***** Data supplied *****

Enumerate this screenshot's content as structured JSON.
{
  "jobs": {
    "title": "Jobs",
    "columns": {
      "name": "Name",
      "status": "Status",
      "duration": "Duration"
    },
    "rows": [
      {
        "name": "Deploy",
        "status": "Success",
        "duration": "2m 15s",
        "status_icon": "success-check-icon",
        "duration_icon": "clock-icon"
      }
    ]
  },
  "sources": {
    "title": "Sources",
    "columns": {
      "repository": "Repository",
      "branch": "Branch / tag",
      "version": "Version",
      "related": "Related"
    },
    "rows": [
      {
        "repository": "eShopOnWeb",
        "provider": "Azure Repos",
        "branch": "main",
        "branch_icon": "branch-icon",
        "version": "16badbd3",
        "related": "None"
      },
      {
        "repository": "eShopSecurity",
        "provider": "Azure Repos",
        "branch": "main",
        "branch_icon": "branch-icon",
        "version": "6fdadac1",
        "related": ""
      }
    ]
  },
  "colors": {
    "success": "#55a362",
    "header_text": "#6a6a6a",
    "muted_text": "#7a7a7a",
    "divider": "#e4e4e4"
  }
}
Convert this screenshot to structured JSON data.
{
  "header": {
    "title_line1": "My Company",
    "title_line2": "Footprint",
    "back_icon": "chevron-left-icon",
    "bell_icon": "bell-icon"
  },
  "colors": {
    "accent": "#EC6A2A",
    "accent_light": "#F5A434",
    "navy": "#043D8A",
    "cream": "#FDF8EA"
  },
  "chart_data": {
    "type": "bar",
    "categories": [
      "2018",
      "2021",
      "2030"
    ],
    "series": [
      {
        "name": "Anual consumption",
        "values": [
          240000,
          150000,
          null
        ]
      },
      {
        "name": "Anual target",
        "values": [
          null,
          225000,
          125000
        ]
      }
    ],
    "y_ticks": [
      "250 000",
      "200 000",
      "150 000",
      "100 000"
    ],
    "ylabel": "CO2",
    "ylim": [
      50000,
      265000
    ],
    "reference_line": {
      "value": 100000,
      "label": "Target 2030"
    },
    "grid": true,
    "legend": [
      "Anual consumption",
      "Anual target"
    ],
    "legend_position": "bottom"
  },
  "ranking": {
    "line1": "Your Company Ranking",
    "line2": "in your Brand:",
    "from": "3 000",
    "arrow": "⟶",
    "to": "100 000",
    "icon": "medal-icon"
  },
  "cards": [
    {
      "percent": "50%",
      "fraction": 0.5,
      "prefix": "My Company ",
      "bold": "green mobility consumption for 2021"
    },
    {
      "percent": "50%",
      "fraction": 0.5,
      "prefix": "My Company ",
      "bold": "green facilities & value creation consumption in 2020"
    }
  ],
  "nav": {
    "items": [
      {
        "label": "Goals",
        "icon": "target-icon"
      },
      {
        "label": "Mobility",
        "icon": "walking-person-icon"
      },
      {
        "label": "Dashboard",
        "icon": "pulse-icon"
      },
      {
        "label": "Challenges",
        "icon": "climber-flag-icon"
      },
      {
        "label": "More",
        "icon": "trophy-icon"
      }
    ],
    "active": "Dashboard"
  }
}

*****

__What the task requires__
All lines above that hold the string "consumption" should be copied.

__Solution to the exercise__
        "name": "Anual consumption",
      "Anual consumption",
      "bold": "green mobility consumption for 2021"
      "bold": "green facilities & value creation consumption in 2020"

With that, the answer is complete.